Input data Block Start

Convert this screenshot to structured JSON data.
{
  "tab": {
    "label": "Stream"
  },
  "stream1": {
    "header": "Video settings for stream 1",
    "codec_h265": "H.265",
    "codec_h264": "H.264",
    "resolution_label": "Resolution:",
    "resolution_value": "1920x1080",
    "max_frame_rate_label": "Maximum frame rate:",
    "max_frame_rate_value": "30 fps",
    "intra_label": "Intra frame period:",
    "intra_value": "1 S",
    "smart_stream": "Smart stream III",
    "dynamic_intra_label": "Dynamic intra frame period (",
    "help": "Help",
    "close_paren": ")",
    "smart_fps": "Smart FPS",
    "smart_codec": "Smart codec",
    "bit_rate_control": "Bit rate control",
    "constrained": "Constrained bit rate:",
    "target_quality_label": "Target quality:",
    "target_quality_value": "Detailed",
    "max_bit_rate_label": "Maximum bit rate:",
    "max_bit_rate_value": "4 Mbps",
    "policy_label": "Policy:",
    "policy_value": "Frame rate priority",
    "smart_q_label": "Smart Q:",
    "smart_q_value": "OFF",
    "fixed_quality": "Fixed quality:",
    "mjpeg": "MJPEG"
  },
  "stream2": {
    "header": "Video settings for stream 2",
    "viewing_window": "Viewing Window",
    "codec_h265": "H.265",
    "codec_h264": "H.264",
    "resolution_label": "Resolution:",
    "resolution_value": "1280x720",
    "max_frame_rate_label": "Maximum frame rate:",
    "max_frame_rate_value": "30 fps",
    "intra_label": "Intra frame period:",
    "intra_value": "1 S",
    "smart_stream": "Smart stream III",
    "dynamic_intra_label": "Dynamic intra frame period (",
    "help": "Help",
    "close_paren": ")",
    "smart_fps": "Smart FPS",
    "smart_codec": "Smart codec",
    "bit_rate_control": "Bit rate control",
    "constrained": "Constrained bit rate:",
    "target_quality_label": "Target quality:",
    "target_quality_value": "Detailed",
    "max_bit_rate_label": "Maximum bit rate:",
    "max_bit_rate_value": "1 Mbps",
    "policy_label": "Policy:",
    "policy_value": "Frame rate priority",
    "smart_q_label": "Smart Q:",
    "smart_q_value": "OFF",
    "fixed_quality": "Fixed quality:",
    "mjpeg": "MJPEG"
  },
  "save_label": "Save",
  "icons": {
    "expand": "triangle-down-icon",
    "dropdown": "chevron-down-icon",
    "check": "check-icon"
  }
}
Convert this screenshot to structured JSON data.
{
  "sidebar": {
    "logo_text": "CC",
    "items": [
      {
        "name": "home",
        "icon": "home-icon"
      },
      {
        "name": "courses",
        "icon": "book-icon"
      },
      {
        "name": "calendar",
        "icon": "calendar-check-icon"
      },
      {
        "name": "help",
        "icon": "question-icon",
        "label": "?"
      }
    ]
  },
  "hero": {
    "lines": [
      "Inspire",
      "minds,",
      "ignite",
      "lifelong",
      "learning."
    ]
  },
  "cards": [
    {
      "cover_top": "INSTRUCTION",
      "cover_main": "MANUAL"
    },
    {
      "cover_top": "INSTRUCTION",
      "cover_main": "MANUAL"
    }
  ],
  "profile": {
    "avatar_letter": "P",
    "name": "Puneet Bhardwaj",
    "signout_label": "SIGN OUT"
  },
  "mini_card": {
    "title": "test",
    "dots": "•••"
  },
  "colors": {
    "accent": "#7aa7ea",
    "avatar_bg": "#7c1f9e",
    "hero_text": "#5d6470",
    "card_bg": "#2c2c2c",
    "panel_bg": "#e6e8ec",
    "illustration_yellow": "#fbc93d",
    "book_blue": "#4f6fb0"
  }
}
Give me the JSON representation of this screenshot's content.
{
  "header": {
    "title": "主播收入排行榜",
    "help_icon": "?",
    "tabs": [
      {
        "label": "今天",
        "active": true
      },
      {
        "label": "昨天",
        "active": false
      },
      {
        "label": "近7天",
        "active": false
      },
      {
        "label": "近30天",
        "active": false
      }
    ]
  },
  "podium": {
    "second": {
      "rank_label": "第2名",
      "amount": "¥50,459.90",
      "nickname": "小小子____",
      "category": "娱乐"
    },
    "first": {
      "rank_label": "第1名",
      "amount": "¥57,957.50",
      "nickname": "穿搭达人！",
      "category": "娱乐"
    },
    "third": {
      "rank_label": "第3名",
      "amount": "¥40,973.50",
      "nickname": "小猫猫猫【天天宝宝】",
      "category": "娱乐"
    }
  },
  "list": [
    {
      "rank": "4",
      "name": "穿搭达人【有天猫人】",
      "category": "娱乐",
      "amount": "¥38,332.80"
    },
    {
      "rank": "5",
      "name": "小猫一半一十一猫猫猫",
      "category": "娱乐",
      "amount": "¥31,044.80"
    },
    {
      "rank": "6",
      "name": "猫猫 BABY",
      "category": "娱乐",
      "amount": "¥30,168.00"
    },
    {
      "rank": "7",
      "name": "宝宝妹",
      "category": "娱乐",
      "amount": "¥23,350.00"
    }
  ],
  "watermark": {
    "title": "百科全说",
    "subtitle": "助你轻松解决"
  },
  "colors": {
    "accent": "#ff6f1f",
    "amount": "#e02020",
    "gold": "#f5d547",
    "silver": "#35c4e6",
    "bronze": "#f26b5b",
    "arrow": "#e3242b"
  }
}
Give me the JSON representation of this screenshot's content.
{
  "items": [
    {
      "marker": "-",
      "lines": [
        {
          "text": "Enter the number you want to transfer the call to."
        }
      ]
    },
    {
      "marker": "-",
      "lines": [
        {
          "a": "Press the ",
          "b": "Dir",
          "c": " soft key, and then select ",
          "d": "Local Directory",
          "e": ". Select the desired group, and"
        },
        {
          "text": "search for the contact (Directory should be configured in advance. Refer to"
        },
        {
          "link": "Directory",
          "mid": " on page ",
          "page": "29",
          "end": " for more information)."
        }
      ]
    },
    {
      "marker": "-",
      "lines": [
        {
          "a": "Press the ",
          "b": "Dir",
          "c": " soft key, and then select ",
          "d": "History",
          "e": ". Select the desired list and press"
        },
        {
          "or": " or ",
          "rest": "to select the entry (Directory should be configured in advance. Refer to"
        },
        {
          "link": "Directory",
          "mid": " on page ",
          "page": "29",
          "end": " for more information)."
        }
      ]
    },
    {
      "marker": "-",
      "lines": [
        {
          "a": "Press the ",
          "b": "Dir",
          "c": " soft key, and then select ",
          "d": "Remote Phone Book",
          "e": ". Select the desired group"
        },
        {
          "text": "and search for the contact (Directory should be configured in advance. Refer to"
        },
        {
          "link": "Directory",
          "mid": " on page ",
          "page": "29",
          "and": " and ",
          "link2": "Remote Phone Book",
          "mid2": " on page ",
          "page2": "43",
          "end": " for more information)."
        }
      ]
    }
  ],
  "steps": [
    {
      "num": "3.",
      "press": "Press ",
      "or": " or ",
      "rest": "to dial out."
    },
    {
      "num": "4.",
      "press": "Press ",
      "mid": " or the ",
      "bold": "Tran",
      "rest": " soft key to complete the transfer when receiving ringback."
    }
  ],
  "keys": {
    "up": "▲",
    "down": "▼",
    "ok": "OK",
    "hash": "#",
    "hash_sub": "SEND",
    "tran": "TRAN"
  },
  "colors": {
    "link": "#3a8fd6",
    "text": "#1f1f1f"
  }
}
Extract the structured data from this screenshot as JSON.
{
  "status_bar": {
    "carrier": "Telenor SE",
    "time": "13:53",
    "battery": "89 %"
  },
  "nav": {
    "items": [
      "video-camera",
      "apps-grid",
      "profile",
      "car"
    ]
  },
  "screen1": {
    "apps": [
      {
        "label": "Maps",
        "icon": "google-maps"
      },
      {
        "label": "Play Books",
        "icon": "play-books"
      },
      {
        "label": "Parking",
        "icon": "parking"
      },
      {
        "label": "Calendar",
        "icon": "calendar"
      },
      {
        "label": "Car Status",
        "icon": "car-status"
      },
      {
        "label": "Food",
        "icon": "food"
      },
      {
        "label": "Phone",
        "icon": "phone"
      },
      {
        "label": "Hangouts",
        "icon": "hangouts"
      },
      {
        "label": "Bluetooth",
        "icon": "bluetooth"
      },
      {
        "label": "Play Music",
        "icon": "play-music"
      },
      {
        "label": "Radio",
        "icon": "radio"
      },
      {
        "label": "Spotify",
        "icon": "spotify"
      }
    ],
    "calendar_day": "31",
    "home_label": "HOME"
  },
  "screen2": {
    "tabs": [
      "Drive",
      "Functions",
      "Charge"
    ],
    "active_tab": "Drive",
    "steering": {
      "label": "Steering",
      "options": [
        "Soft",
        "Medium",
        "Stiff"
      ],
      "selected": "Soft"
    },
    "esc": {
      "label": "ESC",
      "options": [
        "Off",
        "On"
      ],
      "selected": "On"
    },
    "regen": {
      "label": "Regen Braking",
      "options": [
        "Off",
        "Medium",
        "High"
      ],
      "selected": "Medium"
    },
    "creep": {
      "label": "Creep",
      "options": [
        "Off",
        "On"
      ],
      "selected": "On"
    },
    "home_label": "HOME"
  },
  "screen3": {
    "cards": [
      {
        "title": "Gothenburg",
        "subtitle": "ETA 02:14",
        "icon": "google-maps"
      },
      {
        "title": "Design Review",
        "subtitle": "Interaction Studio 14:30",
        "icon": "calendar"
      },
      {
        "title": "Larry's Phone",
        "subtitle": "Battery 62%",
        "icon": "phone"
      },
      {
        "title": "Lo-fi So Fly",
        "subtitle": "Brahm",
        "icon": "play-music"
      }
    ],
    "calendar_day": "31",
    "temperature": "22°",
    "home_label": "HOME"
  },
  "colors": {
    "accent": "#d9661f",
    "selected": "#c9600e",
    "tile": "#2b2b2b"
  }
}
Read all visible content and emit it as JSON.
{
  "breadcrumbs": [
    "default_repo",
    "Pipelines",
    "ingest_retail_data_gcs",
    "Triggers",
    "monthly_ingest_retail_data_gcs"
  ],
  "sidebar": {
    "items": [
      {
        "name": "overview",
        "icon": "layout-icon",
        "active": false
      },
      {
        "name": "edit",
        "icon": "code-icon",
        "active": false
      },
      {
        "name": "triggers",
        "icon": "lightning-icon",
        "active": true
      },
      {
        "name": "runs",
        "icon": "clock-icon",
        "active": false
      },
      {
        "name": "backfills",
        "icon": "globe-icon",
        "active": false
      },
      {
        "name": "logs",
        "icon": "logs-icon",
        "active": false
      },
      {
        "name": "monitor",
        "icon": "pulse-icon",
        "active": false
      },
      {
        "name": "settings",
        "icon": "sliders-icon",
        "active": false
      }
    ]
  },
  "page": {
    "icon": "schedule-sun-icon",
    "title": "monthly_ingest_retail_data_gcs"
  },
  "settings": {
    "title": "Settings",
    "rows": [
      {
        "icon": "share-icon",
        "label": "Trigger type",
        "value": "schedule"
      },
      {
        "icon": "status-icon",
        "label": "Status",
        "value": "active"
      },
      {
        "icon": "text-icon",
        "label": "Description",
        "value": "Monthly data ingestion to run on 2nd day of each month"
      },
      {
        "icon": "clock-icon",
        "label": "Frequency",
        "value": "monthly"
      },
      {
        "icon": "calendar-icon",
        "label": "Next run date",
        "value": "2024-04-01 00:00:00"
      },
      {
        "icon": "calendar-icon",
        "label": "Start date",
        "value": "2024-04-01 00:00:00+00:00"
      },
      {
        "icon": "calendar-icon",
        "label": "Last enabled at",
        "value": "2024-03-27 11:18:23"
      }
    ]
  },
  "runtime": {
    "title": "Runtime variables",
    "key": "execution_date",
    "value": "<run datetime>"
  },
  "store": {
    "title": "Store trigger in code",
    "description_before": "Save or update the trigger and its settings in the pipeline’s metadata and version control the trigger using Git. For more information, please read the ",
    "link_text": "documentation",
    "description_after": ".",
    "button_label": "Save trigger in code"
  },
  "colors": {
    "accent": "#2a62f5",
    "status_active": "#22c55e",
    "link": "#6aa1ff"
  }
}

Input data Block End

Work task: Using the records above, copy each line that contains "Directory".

Solution to this problem:
          "d": "Local Directory",
          "text": "search for the contact (Directory should be configured in advance. Refer to"
          "link": "Directory",
          "rest": "to select the entry (Directory should be configured in advance. Refer to"
          "link": "Directory",
          "text": "and search for the contact (Directory should be configured in advance. Refer to"
          "link": "Directory",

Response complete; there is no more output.